Integrating funds for health and social care: an evidence review
Integrated funds for health and social care are one possible way of improving care for people with complex care requirements. If integrated funds facilitate coordinated care, this could support improvements in patient experience, and health and social care outcomes, reduce avoidable hospital admissions and delayed discharges, and so reduce costs. In this article, we examine whether this potential has been realized in practice.
We propose a framework based on agency theory for understanding the role that integrated funding can play in promoting coordinated care, and review the evidence to see whether the expected effects are realized in practice. We searched eight electronic databases and relevant websites, and checked reference lists of reviews and empirical studies. We extracted data on the types of funding integration used by schemes, their benefits and costs (including unintended effects), and the barriers to implementation. We interpreted our findings with reference to our framework.
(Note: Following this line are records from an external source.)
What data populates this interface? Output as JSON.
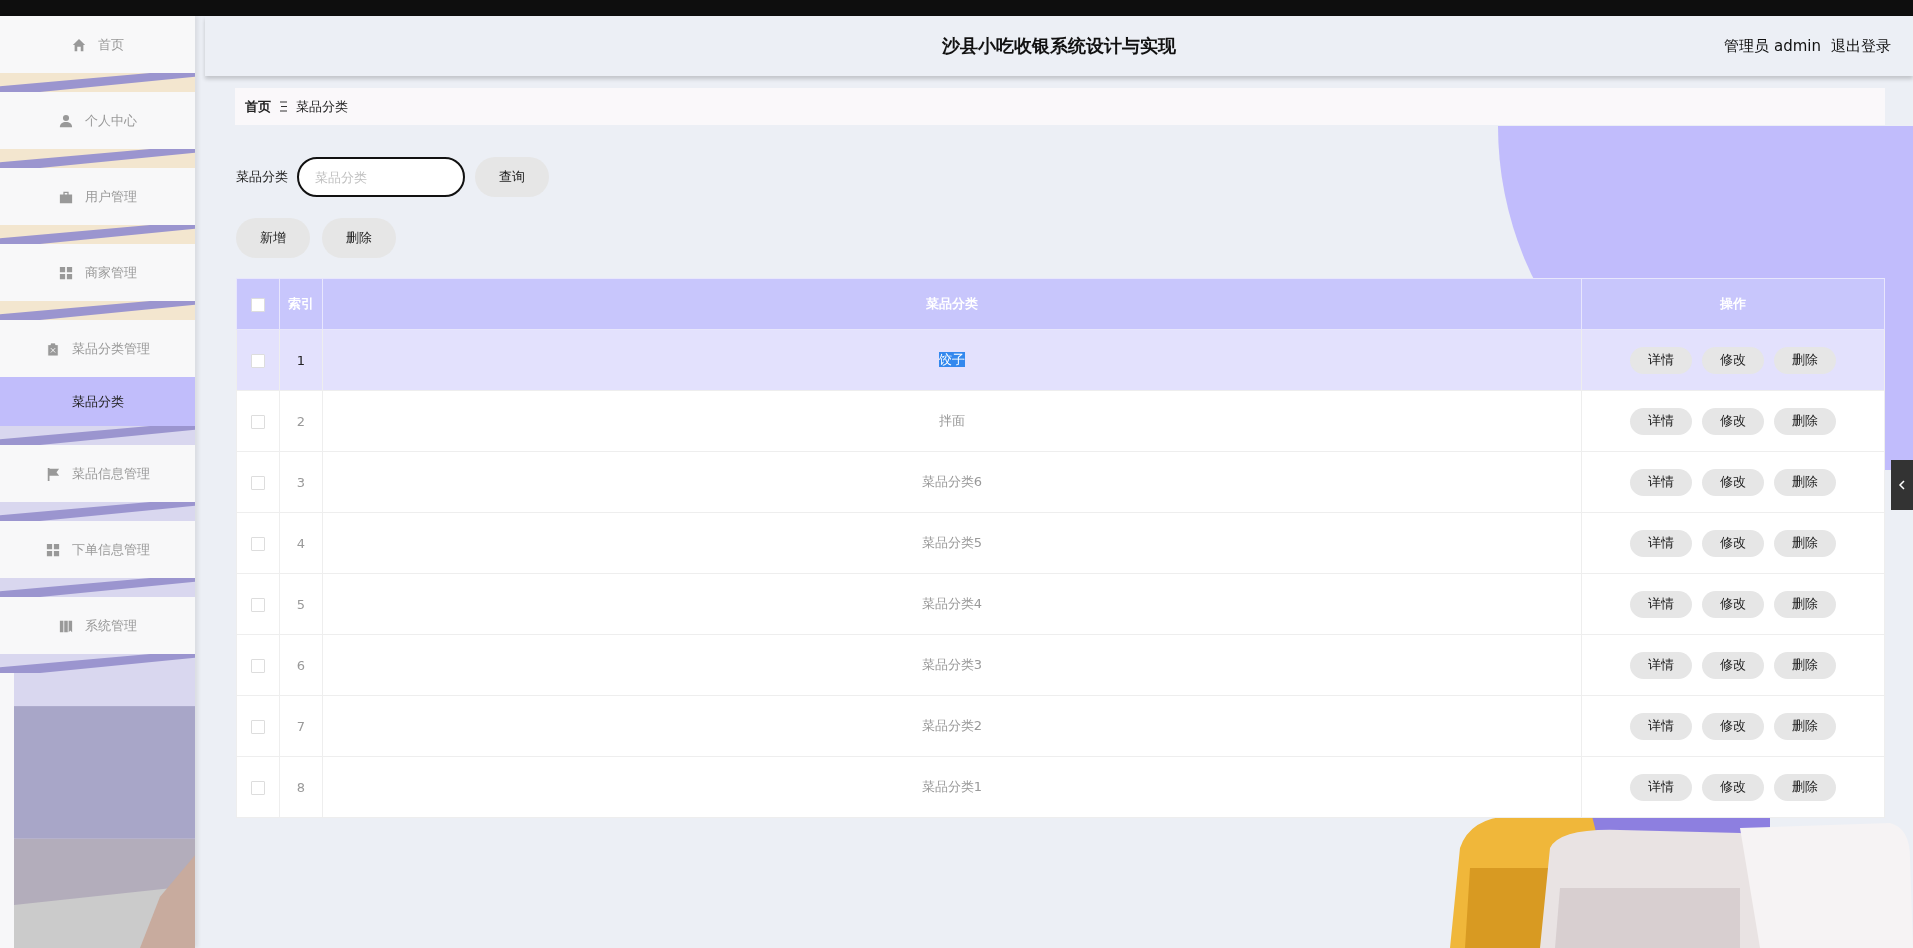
{
  "header": {
    "title": "沙县小吃收银系统设计与实现",
    "user": "管理员 admin",
    "logout": "退出登录"
  },
  "sidebar": {
    "items": [
      {
        "label": "首页",
        "kind": "home",
        "selected": false
      },
      {
        "label": "个人中心",
        "kind": "user",
        "selected": false
      },
      {
        "label": "用户管理",
        "kind": "briefcase",
        "selected": false
      },
      {
        "label": "商家管理",
        "kind": "grid",
        "selected": false
      },
      {
        "label": "菜品分类管理",
        "kind": "clipboard",
        "selected": false,
        "children": [
          {
            "label": "菜品分类",
            "selected": true
          }
        ]
      },
      {
        "label": "菜品信息管理",
        "kind": "flag",
        "selected": false
      },
      {
        "label": "下单信息管理",
        "kind": "grid",
        "selected": false
      },
      {
        "label": "系统管理",
        "kind": "book",
        "selected": false
      }
    ]
  },
  "breadcrumb": [
    "首页",
    "菜品分类"
  ],
  "search": {
    "label": "菜品分类",
    "placeholder": "菜品分类",
    "button": "查询"
  },
  "actions": [
    "新增",
    "删除"
  ],
  "table": {
    "all_checked": false,
    "columns": [
      "索引",
      "菜品分类",
      "操作"
    ],
    "rows": [
      {
        "index": "1",
        "name": "饺子",
        "checked": false,
        "hovered": true,
        "name_highlighted": true,
        "actions": [
          "详情",
          "修改",
          "删除"
        ]
      },
      {
        "index": "2",
        "name": "拌面",
        "checked": false,
        "hovered": false,
        "name_highlighted": false,
        "actions": [
          "详情",
          "修改",
          "删除"
        ]
      },
      {
        "index": "3",
        "name": "菜品分类6",
        "checked": false,
        "hovered": false,
        "name_highlighted": false,
        "actions": [
          "详情",
          "修改",
          "删除"
        ]
      },
      {
        "index": "4",
        "name": "菜品分类5",
        "checked": false,
        "hovered": false,
        "name_highlighted": false,
        "actions": [
          "详情",
          "修改",
          "删除"
        ]
      },
      {
        "index": "5",
        "name": "菜品分类4",
        "checked": false,
        "hovered": false,
        "name_highlighted": false,
        "actions": [
          "详情",
          "修改",
          "删除"
        ]
      },
      {
        "index": "6",
        "name": "菜品分类3",
        "checked": false,
        "hovered": false,
        "name_highlighted": false,
        "actions": [
          "详情",
          "修改",
          "删除"
        ]
      },
      {
        "index": "7",
        "name": "菜品分类2",
        "checked": false,
        "hovered": false,
        "name_highlighted": false,
        "actions": [
          "详情",
          "修改",
          "删除"
        ]
      },
      {
        "index": "8",
        "name": "菜品分类1",
        "checked": false,
        "hovered": false,
        "name_highlighted": false,
        "actions": [
          "详情",
          "修改",
          "删除"
        ]
      }
    ]
  }
}
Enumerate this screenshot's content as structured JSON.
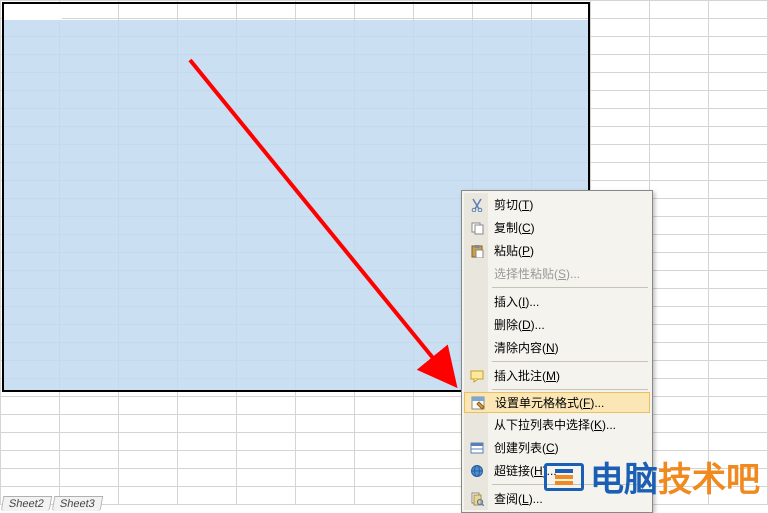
{
  "menu": {
    "cut": "剪切(T)",
    "copy": "复制(C)",
    "paste": "粘贴(P)",
    "paste_special": "选择性粘贴(S)...",
    "insert": "插入(I)...",
    "delete": "删除(D)...",
    "clear": "清除内容(N)",
    "insert_comment": "插入批注(M)",
    "format_cells": "设置单元格格式(F)...",
    "pick_list": "从下拉列表中选择(K)...",
    "create_list": "创建列表(C)",
    "hyperlink": "超链接(H)...",
    "lookup": "查阅(L)..."
  },
  "tabs": {
    "sheet2": "Sheet2",
    "sheet3": "Sheet3"
  },
  "watermark": {
    "part1": "电脑",
    "part2": "技术吧"
  },
  "icons": {
    "cut": "cut-icon",
    "copy": "copy-icon",
    "paste": "paste-icon",
    "comment": "comment-icon",
    "format": "format-cells-icon",
    "list": "list-icon",
    "link": "hyperlink-icon",
    "lookup": "lookup-icon"
  }
}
The review included 38 schemes from eight countries. Most of the randomized evidence came from Australia, with nonrandomized comparative evidence available from Australia, Canada, England, Sweden and the US. None of the comparative evidence isolated the effect of integrated funding; instead, studies assessed the effects of ‘integrated financing plus integrated care’ (i.e. ‘integration’) relative to usual care. Most schemes (24/38) assessed health outcomes, of which over half found no significant impact on health. The impact of integration on secondary care costs or use was assessed in 34 schemes. In 11 schemes, integration had no significant effect on secondary care costs or utilisation. Only three schemes reported significantly lower secondary care use compared with usual care. In the remaining 19 schemes, the evidence was mixed or unclear. Some schemes achieved short-term reductions in delayed discharges, but there was anecdotal evidence of unintended consequences such as premature hospital discharge and heightened risk of readmission. No scheme achieved a sustained reduction in hospital use. The primary barrier was the difficulty of implementing financial integration, despite the existence of statutory and regulatory support. Even where funds were successfully pooled, budget holders’ control over access to services remained limited. Barriers in the form of differences in performance frameworks, priorities and governance were prominent amongst the UK schemes, whereas difficulties in linking different information systems were more widespread. Despite these barriers, many schemes – including those that failed to improve health or reduce costs – reported that access to care had improved. Some of these schemes revealed substantial levels of unmet need and so total costs increased.
It is often assumed in policy that integrating funding will promote integrated care, and lead to better health outcomes and lower costs. Both our agency theory-based framework and the evidence indicate that the link is likely to be weak. Integrated care may uncover unmet need. Resolving this can benefit both individuals and society, but total care costs are likely to rise. Provided that integration delivers improvements in quality of life, even with additional costs, it may, nonetheless, offer value for money.